Despite my financial resolve, I've found it difficult to say no to a reasonable request from my children, especially when I have the money to cover an expense. Still, I think I could refuse to fund an experience if doing so required borrowing money, asking my parents for money (Gabler got his parents to pay for his daughter's college education in part, thus spending his inheritance), or robbing a retirement account (Gabler cashed out a small 401(k) to pay for a daughter's wedding). I rarely say I'd never do something but I hope I wouldn't take those steps.
The longer I am a parent, the more I realize that the sooner you teach your kids to be curb their spending and become financially self-sufficient, the better for everyone. Kids can be expensive, don't let them rob you of your wealth.
- There's always a crisis so plan your budget for ongoing unusual expenses.Gabler mentions that he seemed to encounter unexpected money-grabbing crises at every turn. I've had the same feeling. As my house and cars got older and my kids turned into teenagers, extra spending that at first seemed to be an exception (a big school trip here, a heating system that needed to be replaced there) turned out to be the general rule.Eventually he realized that crises appear on a regular basis, even if the nature of the crisis changes. Because of their regular onslaught, he proposes that “the primary reason many of us can’t save for a rainy day is that we live in an ongoing storm.”

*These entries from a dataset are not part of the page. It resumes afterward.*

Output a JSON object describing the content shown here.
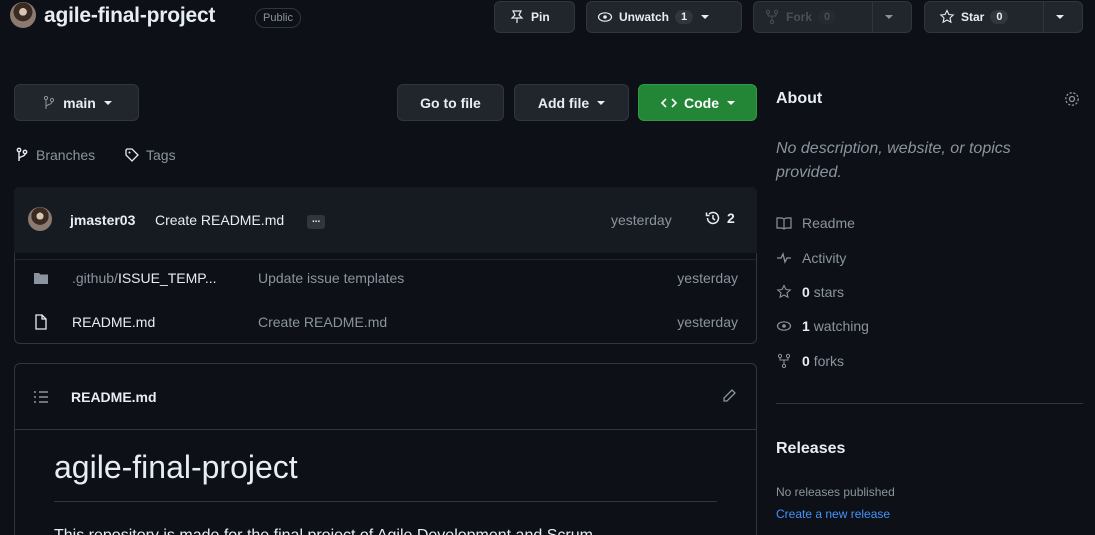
{
  "header": {
    "repo_name": "agile-final-project",
    "visibility": "Public",
    "pin_label": "Pin",
    "unwatch_label": "Unwatch",
    "unwatch_count": "1",
    "fork_label": "Fork",
    "fork_count": "0",
    "star_label": "Star",
    "star_count": "0"
  },
  "toolbar": {
    "branch": "main",
    "go_to_file": "Go to file",
    "add_file": "Add file",
    "code": "Code",
    "branches": "Branches",
    "tags": "Tags"
  },
  "commit": {
    "author": "jmaster03",
    "message": "Create README.md",
    "ellipsis": "...",
    "time": "yesterday",
    "count": "2"
  },
  "files": [
    {
      "name_prefix": ".github/",
      "name": "ISSUE_TEMP...",
      "message": "Update issue templates",
      "time": "yesterday",
      "type": "folder"
    },
    {
      "name_prefix": "",
      "name": "README.md",
      "message": "Create README.md",
      "time": "yesterday",
      "type": "file"
    }
  ],
  "readme": {
    "tab_label": "README.md",
    "heading": "agile-final-project",
    "body": "This repository is made for the final project of Agile Development and Scrum"
  },
  "about": {
    "title": "About",
    "description": "No description, website, or topics provided.",
    "readme": "Readme",
    "activity": "Activity",
    "stars_count": "0",
    "stars_label": "stars",
    "watching_count": "1",
    "watching_label": "watching",
    "forks_count": "0",
    "forks_label": "forks"
  },
  "releases": {
    "title": "Releases",
    "none": "No releases published",
    "create": "Create a new release"
  },
  "colors": {
    "accent": "#4493f8",
    "green": "#238636",
    "bg": "#0d1117",
    "border": "#30363d"
  }
}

To avoid being in a constant storm, consider 1) saving and investing aggressively when you are young and not burdened with family and housing expenses; 2) establishing fixed costs well below your means and then some (that is, buy the affordable house, not the stretch one).

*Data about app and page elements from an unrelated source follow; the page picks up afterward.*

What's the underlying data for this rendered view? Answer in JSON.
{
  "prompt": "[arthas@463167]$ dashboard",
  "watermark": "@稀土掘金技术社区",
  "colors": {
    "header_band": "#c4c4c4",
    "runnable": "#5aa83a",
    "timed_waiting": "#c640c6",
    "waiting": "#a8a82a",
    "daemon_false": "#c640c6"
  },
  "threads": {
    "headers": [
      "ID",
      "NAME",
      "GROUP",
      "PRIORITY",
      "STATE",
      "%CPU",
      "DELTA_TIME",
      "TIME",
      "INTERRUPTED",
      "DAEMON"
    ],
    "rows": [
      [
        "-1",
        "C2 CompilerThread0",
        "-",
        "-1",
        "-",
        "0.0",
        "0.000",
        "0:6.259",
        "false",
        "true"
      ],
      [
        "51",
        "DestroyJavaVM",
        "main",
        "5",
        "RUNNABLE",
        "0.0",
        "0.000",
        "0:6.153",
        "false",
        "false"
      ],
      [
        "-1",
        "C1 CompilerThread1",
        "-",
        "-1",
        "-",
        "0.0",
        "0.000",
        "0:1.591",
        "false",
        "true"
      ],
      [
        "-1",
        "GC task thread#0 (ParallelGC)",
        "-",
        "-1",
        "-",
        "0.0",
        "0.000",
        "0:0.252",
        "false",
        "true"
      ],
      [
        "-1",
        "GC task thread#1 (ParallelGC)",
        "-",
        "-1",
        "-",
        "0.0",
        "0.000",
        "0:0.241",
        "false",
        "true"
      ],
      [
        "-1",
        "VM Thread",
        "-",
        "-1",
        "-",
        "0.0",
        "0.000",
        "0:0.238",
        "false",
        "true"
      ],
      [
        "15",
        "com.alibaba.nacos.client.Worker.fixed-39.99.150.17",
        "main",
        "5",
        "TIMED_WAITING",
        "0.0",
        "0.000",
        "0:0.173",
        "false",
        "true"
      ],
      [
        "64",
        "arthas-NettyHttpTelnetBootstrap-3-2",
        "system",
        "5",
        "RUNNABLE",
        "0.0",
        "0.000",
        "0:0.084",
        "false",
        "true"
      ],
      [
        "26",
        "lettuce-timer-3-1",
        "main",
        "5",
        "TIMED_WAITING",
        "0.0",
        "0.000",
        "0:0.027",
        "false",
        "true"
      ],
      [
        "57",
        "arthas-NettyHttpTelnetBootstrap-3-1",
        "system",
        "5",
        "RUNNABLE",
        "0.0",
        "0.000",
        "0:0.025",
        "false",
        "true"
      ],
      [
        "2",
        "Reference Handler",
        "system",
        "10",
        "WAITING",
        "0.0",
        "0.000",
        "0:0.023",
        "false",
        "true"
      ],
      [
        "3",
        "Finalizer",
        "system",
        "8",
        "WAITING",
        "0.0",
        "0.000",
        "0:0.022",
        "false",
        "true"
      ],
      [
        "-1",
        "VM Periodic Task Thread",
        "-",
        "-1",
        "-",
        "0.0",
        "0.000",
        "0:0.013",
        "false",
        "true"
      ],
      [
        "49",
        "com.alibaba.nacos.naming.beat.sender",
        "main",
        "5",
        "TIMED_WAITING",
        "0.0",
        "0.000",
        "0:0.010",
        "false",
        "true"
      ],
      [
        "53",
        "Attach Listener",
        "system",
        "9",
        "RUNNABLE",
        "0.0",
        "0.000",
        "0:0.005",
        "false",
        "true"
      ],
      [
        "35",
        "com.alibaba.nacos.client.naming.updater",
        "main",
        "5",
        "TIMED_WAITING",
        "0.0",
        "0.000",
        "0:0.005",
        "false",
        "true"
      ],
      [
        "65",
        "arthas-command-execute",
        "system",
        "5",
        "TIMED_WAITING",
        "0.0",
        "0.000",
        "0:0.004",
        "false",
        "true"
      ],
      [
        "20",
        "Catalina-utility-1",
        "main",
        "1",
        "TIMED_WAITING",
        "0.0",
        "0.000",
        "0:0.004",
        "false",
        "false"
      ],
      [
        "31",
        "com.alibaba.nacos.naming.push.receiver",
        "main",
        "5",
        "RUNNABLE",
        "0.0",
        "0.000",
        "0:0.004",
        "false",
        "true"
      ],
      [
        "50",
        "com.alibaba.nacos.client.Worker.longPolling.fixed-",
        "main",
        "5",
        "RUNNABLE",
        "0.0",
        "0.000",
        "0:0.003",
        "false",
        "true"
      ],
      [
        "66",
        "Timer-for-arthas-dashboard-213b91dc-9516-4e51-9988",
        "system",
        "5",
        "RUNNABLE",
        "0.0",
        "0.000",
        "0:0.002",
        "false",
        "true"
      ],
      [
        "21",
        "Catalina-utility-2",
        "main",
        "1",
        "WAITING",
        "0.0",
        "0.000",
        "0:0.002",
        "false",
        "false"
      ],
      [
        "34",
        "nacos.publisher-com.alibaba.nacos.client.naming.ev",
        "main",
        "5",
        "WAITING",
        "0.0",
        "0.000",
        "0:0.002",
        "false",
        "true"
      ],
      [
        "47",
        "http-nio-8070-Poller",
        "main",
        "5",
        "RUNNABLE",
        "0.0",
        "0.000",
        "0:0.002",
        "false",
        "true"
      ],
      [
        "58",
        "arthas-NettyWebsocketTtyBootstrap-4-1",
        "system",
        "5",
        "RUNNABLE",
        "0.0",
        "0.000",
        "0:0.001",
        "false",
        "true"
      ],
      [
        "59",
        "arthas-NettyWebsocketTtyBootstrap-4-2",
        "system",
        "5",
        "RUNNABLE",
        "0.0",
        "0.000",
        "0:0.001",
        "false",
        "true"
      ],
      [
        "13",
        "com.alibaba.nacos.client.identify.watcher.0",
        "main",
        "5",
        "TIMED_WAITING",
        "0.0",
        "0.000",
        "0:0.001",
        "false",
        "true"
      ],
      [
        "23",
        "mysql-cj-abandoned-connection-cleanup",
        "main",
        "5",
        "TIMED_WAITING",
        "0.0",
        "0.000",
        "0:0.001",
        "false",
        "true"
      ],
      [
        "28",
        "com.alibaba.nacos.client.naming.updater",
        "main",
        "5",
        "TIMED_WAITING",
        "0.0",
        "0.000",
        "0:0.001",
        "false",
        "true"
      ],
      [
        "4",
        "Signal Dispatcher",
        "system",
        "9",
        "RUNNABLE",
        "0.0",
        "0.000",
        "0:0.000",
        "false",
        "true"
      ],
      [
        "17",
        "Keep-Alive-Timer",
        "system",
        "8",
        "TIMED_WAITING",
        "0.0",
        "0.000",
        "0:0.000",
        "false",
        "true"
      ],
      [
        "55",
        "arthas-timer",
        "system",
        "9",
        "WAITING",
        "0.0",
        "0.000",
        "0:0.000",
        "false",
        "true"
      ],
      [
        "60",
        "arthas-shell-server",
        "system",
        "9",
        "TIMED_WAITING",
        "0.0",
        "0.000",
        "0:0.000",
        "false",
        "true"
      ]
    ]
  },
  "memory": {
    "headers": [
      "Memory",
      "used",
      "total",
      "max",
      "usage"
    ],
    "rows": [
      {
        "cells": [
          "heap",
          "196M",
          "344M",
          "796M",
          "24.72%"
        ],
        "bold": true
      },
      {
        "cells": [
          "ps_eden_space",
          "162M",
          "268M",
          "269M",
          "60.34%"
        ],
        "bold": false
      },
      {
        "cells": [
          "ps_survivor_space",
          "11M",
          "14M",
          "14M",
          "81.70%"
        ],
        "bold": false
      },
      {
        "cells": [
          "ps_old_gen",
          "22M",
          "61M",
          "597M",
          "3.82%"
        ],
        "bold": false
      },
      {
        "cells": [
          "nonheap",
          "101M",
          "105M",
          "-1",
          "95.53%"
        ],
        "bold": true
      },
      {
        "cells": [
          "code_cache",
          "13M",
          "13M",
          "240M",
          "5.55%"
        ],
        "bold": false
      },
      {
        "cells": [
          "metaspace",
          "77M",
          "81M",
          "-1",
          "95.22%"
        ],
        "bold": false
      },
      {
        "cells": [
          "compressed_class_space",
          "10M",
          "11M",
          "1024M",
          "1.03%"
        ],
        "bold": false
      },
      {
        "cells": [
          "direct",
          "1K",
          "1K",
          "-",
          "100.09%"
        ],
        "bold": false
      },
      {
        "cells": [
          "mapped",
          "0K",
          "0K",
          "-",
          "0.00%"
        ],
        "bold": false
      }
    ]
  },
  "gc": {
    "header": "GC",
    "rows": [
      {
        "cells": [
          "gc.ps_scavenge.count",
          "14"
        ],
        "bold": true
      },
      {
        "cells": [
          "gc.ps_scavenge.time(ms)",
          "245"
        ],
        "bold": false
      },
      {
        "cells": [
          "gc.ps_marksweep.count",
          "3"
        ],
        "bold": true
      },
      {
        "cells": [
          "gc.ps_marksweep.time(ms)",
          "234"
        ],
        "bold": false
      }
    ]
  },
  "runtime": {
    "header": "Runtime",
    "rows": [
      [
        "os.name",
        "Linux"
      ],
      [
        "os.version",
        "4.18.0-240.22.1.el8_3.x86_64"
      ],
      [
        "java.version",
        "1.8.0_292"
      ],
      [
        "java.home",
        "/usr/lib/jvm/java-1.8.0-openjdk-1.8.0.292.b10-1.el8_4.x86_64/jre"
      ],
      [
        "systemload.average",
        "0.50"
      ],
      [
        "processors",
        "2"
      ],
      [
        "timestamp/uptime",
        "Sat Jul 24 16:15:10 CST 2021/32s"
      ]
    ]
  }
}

- Share financial burdens with your immediate family. Gabler shouldered the family's financial problems on his own, even to the point where he told his wife that they were fine when she asked. There have been many times that I've struggled with a difficulty, only to find quick remedy when I shared my concerns with a friend or family member.I'll admit that in some cases bringing up a problem seemed to make things worse, at least temporarily. But the only way I've managed to get to resolution in many delicate situations is to start the discussion sooner rather than later. Family members are often more understanding and cooperative when they know about a problem.
- You can recover from a mistake but you've got to stop making bad decisions.As I mentioned in my article on smart and not-so-smart money moves, the impact of your smart decisions can outweigh the damage done by the stupid ones. But it's difficult to overcome a series of mistakes made over a span of 40 years or so. You can't upgrade your lifestyle while you reduce your income, ignore the costs of paying two mortgages without taking action, etc. and expect for things to work out nicely. At some point, you've got to start making wiser moves.
Hopefully, by acknowledging his failings, Gabler will recover and even prosper, perhaps after his upcoming books are published. As for me, it's been helpful to ignore the standard of living that's considered middle class and instead pursue an affordable version of the American Dream.